I can relate to a man—even a Jedi—who feels burdened with the task of saving his loved ones. Anakin oscillates from his commitment to the Jedi Way to his commitment to his immediate, concrete needs. He seeks Yoda plagued with an urgent dilemma, and the counsel he’s given seems too abstract to feel applicable.
This is where Anakin fails. This is where I, too, often fail. In the face of urgency abstract advice seems to serve no concrete purpose, so instead of attempting to reconcile the two things, I seek out my own methods of controlling fear. Anakin falls prey to this temptation too, and, ironically, his attempt to control the loss he fears is what causes his loss in the first place. Darth Sidious chips away at Anakin’s commitment to the Jedi Way by playing into his pride, by conflating morality with immorality, and, ultimately, by leveraging his fear of loss.
Jesus’ words in Matthew 14:26, 33 sometimes feel a lot to me like I imagine Yoda’s words felt to Anakin. They feel threatening and unobtainable and, if I’m being honest, something unworthy of being obtained. When I approach this command to forsake everything I hold most dear with an attitude of fear, my instinct is to cling tightly to the things I only imagine I control anyway.

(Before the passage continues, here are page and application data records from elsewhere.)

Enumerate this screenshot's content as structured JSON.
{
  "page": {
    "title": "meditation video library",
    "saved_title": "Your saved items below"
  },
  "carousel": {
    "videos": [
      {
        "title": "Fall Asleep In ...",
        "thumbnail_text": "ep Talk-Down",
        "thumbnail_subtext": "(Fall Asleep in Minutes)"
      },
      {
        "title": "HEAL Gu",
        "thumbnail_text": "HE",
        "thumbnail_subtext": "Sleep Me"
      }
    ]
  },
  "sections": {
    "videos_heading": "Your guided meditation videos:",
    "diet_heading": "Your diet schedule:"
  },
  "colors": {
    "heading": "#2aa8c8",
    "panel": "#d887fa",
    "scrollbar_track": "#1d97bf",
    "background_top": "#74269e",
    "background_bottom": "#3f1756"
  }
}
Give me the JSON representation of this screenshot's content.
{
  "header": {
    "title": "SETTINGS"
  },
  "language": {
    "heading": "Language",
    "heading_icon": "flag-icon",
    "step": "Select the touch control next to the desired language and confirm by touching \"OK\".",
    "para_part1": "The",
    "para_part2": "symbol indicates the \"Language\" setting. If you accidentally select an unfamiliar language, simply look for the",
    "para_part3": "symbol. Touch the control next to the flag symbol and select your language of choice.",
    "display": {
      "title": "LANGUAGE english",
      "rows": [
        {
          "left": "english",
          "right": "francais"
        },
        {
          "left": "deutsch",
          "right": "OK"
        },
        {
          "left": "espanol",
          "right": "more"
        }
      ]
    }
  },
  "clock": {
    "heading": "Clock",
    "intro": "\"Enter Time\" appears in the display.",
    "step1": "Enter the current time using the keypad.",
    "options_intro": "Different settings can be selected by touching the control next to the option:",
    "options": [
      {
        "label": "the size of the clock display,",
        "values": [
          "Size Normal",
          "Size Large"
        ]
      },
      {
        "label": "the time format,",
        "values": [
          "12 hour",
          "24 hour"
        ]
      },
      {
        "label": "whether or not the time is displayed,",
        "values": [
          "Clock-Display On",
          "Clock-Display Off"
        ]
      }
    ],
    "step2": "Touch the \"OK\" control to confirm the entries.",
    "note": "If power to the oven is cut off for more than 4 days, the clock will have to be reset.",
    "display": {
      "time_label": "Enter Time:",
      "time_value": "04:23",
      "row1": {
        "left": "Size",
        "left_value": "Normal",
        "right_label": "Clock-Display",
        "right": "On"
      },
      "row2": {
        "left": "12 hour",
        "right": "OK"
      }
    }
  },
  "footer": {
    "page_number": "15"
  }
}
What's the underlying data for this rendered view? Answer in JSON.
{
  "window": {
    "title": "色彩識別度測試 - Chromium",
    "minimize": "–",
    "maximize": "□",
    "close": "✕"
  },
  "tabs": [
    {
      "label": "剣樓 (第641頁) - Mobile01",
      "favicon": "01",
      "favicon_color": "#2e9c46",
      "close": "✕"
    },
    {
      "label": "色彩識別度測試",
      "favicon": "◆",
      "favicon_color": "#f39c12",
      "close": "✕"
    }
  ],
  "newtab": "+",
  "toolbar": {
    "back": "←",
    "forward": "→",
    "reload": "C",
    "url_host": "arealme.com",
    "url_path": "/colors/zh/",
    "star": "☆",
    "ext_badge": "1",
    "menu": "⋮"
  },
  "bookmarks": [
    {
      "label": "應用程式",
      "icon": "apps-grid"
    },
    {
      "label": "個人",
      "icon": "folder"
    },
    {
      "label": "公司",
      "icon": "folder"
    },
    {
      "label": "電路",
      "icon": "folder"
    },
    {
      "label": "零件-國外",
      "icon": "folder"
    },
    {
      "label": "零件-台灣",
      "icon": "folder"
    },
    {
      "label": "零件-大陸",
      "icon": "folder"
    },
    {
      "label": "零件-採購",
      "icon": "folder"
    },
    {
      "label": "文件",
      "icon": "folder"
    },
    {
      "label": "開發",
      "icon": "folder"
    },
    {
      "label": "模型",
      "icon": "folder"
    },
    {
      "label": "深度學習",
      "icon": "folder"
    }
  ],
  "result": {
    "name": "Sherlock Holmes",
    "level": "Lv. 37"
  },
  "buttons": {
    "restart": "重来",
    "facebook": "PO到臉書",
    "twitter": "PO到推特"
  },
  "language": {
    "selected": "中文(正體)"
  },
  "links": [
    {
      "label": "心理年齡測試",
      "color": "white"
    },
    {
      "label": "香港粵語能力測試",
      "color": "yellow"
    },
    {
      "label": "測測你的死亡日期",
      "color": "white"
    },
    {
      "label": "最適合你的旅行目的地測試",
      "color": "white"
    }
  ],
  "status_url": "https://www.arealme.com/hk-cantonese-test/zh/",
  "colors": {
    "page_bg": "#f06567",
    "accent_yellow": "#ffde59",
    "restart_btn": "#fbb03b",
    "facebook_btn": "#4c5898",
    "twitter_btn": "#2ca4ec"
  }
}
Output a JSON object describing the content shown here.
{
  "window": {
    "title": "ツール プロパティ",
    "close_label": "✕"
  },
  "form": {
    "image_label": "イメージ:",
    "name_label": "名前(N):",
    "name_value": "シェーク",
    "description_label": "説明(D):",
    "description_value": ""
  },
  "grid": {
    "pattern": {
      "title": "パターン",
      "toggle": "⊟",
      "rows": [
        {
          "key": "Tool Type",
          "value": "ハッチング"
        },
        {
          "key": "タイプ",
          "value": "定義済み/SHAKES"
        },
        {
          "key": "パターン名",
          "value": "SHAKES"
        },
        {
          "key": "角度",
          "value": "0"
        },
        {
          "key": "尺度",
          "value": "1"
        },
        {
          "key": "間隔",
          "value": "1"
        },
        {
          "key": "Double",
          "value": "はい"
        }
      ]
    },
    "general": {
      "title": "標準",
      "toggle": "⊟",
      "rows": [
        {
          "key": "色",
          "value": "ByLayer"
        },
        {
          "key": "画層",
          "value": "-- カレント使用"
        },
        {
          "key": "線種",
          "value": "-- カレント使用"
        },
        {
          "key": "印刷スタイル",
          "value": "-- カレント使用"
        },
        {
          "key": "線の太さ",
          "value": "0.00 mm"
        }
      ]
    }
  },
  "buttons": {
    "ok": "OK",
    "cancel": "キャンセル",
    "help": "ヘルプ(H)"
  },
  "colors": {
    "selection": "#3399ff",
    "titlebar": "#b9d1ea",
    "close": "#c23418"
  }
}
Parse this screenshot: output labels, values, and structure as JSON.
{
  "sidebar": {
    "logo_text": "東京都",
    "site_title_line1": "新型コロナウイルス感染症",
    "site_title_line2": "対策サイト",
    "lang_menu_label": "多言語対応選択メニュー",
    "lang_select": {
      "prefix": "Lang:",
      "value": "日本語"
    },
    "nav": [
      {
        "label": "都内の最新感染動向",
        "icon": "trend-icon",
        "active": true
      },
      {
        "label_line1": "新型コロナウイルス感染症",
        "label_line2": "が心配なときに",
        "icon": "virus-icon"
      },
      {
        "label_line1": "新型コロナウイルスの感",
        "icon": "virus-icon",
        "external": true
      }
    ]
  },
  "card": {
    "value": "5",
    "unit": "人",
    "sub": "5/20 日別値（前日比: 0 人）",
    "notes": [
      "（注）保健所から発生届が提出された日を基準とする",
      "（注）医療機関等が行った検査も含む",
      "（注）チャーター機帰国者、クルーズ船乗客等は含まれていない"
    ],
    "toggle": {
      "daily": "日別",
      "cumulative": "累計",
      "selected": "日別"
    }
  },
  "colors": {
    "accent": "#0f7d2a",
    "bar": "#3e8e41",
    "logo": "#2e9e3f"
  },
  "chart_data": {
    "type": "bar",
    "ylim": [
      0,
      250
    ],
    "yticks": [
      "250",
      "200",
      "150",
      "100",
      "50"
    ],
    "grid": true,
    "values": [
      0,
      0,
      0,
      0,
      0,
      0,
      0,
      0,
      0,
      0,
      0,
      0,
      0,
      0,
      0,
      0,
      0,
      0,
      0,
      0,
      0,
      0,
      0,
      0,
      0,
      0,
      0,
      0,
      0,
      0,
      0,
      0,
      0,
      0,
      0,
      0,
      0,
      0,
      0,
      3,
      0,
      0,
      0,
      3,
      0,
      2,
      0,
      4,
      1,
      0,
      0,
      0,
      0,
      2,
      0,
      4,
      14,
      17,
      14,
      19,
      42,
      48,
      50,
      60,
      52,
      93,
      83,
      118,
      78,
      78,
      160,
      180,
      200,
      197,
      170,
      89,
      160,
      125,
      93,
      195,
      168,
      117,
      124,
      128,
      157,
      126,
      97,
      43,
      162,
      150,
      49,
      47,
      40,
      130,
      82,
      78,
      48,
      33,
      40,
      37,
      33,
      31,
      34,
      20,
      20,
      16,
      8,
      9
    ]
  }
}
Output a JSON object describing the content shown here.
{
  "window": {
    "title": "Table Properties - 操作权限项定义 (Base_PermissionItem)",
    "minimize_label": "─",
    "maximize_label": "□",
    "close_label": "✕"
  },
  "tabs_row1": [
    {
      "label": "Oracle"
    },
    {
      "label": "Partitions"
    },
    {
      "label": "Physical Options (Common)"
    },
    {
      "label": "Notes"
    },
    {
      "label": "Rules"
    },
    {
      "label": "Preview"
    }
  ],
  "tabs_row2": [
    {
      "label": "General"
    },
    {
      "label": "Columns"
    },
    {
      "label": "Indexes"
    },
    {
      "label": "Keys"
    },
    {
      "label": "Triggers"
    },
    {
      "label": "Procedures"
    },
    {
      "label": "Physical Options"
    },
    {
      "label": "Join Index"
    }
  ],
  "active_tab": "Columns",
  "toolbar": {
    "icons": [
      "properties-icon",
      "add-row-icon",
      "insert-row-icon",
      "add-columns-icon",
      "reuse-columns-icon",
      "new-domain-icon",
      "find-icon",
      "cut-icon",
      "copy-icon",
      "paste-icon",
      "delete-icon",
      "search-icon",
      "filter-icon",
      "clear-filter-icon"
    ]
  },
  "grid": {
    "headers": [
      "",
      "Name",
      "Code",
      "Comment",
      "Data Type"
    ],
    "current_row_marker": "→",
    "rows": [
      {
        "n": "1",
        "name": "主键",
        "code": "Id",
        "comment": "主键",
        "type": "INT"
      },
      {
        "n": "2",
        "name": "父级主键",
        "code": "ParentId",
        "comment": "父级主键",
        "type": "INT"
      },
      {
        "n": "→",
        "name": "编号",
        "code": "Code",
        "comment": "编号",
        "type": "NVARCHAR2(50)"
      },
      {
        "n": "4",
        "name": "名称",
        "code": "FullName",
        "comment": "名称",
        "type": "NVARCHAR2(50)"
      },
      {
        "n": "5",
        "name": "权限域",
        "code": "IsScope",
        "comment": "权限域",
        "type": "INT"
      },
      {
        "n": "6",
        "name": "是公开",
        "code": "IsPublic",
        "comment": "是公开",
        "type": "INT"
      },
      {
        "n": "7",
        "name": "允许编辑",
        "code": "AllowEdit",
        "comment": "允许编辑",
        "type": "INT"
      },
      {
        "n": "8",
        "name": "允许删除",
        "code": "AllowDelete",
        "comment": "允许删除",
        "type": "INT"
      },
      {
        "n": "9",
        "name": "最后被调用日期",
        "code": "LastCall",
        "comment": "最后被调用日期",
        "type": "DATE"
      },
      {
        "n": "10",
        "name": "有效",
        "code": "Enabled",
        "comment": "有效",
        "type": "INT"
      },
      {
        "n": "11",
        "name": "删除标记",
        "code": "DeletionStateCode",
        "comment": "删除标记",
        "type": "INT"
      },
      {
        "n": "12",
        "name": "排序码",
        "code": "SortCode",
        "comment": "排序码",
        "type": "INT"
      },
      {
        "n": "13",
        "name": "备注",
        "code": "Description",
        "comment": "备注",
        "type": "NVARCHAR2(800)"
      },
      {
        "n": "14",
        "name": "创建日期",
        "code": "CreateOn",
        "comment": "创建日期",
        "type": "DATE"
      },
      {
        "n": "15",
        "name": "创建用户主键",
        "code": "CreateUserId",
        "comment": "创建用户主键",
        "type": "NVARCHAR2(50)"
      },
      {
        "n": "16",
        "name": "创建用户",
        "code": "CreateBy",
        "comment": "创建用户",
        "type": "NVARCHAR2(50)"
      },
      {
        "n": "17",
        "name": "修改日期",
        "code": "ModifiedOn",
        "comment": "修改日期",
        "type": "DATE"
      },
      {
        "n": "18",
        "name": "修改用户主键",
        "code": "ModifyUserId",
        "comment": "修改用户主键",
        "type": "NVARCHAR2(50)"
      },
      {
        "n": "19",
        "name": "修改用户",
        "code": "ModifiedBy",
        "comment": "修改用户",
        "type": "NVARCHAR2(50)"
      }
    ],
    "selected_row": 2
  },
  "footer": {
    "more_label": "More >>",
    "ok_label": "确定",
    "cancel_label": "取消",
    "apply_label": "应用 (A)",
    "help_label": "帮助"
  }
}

And when I approach this command in that way, I miss the freeing, beautiful truth in Jesus’ words: There is no fulfillment in loving other things if I love them before God. There is nothing righteous or good in that, and, ultimately, it is a counterfeit way to love those around me—something that cannot be sustained.
A New Anakin
To me, the most poignant scene in all of the Star Wars films was the final battle between Anakin and Obi-wan Kenobi. The words he screams to Anakin, maybe even to himself, end the prequels—which had fallen flat in many ways—in a truly powerful way: “You were the chosen one! It was said that you would destroy the Sith, not join them. You were to bring balance to the force, not leave it in darkness.”
The refrain is bitter-sweet, and most viewers enjoy the scene with an advantage Obi-wan did not have: foreknowledge of Luke Skywalker—of a new hope, born of the despair Anakin’s fear wrought on the galaxy.
In much the same way, Christians are privy to foreknowledge of Christ and His coming. It casts a sheen of hope on dark times, and it makes phrases like “train yourself to let go of everything you fear to lose” more palatable than they could ever be otherwise. Because, though we are not promised good things here, we absorb them with the knowledge that there is reconciliation to come. We are able to absorb otherwise trite comments to have peace in suffering because we serve a God who has given us a way to make that abstract admonishment a literal solution. Yes, there is temporal pain, but there is eventual reconciliation that will carry us into eternity.
That, more than anything else, is what I have found accessible, worthwhile, and holistically good about the Star Wars saga.